Source data:
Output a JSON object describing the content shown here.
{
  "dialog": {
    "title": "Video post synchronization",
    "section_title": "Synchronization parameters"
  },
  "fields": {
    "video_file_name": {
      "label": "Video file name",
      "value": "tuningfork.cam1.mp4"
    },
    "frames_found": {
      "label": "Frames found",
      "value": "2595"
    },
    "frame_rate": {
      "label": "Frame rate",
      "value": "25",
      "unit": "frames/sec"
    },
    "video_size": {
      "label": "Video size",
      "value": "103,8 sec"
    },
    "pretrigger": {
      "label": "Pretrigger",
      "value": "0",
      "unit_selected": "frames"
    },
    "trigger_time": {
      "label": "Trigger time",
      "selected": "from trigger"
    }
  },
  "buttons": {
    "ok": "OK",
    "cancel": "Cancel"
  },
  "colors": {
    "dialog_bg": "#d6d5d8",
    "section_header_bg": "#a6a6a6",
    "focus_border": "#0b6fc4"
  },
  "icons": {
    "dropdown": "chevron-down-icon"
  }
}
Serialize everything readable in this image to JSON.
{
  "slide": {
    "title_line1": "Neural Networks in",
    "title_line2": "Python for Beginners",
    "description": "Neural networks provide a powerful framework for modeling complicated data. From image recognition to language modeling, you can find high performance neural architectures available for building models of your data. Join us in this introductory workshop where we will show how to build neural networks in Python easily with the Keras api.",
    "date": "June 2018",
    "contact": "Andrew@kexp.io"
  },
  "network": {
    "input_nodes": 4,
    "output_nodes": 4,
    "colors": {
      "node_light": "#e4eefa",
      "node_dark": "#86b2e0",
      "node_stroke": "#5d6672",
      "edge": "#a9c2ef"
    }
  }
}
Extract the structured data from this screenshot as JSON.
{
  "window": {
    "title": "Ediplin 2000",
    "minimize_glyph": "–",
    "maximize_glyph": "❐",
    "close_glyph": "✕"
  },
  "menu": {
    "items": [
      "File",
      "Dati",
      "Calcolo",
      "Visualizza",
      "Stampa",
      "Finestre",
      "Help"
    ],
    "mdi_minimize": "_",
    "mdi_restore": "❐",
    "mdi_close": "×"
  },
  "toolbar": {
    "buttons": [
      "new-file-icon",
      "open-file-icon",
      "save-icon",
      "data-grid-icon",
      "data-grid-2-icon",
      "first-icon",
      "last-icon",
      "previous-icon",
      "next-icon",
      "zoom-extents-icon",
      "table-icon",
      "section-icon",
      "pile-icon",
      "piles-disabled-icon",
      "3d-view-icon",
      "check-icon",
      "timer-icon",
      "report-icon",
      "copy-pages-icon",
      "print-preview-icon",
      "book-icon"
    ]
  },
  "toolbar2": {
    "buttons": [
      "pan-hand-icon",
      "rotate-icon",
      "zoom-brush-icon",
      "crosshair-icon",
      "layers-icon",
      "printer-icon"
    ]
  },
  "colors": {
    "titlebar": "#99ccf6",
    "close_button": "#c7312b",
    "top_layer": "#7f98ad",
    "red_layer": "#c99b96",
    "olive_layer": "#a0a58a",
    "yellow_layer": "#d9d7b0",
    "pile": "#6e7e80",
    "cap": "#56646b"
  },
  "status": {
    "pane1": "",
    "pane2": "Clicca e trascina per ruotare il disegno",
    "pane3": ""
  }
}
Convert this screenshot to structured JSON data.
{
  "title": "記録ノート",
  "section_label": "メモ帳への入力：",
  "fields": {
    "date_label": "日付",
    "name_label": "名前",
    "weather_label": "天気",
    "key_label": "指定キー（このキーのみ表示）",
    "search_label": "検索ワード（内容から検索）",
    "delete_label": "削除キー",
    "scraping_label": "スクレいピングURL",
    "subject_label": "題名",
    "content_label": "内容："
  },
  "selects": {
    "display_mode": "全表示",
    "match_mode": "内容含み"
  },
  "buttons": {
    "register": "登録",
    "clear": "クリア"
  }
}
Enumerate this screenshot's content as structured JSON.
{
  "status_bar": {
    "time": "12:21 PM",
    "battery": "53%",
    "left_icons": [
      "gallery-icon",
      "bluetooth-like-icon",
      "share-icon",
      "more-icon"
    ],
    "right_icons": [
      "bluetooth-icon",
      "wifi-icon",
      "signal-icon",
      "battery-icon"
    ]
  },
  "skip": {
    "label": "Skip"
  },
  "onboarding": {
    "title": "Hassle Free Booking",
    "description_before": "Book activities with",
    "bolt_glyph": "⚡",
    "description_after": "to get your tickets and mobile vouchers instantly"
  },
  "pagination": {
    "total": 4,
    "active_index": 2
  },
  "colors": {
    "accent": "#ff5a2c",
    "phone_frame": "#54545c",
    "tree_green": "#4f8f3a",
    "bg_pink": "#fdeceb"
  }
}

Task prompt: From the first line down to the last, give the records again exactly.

Finished exercise:
Output a JSON object describing the content shown here.
{
  "dialog": {
    "title": "Video post synchronization",
    "section_title": "Synchronization parameters"
  },
  "fields": {
    "video_file_name": {
      "label": "Video file name",
      "value": "tuningfork.cam1.mp4"
    },
    "frames_found": {
      "label": "Frames found",
      "value": "2595"
    },
    "frame_rate": {
      "label": "Frame rate",
      "value": "25",
      "unit": "frames/sec"
    },
    "video_size": {
      "label": "Video size",
      "value": "103,8 sec"
    },
    "pretrigger": {
      "label": "Pretrigger",
      "value": "0",
      "unit_selected": "frames"
    },
    "trigger_time": {
      "label": "Trigger time",
      "selected": "from trigger"
    }
  },
  "buttons": {
    "ok": "OK",
    "cancel": "Cancel"
  },
  "colors": {
    "dialog_bg": "#d6d5d8",
    "section_header_bg": "#a6a6a6",
    "focus_border": "#0b6fc4"
  },
  "icons": {
    "dropdown": "chevron-down-icon"
  }
}
Serialize everything readable in this image to JSON.
{
  "slide": {
    "title_line1": "Neural Networks in",
    "title_line2": "Python for Beginners",
    "description": "Neural networks provide a powerful framework for modeling complicated data. From image recognition to language modeling, you can find high performance neural architectures available for building models of your data. Join us in this introductory workshop where we will show how to build neural networks in Python easily with the Keras api.",
    "date": "June 2018",
    "contact": "Andrew@kexp.io"
  },
  "network": {
    "input_nodes": 4,
    "output_nodes": 4,
    "colors": {
      "node_light": "#e4eefa",
      "node_dark": "#86b2e0",
      "node_stroke": "#5d6672",
      "edge": "#a9c2ef"
    }
  }
}
Extract the structured data from this screenshot as JSON.
{
  "window": {
    "title": "Ediplin 2000",
    "minimize_glyph": "–",
    "maximize_glyph": "❐",
    "close_glyph": "✕"
  },
  "menu": {
    "items": [
      "File",
      "Dati",
      "Calcolo",
      "Visualizza",
      "Stampa",
      "Finestre",
      "Help"
    ],
    "mdi_minimize": "_",
    "mdi_restore": "❐",
    "mdi_close": "×"
  },
  "toolbar": {
    "buttons": [
      "new-file-icon",
      "open-file-icon",
      "save-icon",
      "data-grid-icon",
      "data-grid-2-icon",
      "first-icon",
      "last-icon",
      "previous-icon",
      "next-icon",
      "zoom-extents-icon",
      "table-icon",
      "section-icon",
      "pile-icon",
      "piles-disabled-icon",
      "3d-view-icon",
      "check-icon",
      "timer-icon",
      "report-icon",
      "copy-pages-icon",
      "print-preview-icon",
      "book-icon"
    ]
  },
  "toolbar2": {
    "buttons": [
      "pan-hand-icon",
      "rotate-icon",
      "zoom-brush-icon",
      "crosshair-icon",
      "layers-icon",
      "printer-icon"
    ]
  },
  "colors": {
    "titlebar": "#99ccf6",
    "close_button": "#c7312b",
    "top_layer": "#7f98ad",
    "red_layer": "#c99b96",
    "olive_layer": "#a0a58a",
    "yellow_layer": "#d9d7b0",
    "pile": "#6e7e80",
    "cap": "#56646b"
  },
  "status": {
    "pane1": "",
    "pane2": "Clicca e trascina per ruotare il disegno",
    "pane3": ""
  }
}
Convert this screenshot to structured JSON data.
{
  "title": "記録ノート",
  "section_label": "メモ帳への入力：",
  "fields": {
    "date_label": "日付",
    "name_label": "名前",
    "weather_label": "天気",
    "key_label": "指定キー（このキーのみ表示）",
    "search_label": "検索ワード（内容から検索）",
    "delete_label": "削除キー",
    "scraping_label": "スクレいピングURL",
    "subject_label": "題名",
    "content_label": "内容："
  },
  "selects": {
    "display_mode": "全表示",
    "match_mode": "内容含み"
  },
  "buttons": {
    "register": "登録",
    "clear": "クリア"
  }
}
Enumerate this screenshot's content as structured JSON.
{
  "status_bar": {
    "time": "12:21 PM",
    "battery": "53%",
    "left_icons": [
      "gallery-icon",
      "bluetooth-like-icon",
      "share-icon",
      "more-icon"
    ],
    "right_icons": [
      "bluetooth-icon",
      "wifi-icon",
      "signal-icon",
      "battery-icon"
    ]
  },
  "skip": {
    "label": "Skip"
  },
  "onboarding": {
    "title": "Hassle Free Booking",
    "description_before": "Book activities with",
    "bolt_glyph": "⚡",
    "description_after": "to get your tickets and mobile vouchers instantly"
  },
  "pagination": {
    "total": 4,
    "active_index": 2
  },
  "colors": {
    "accent": "#ff5a2c",
    "phone_frame": "#54545c",
    "tree_green": "#4f8f3a",
    "bg_pink": "#fdeceb"
  }
}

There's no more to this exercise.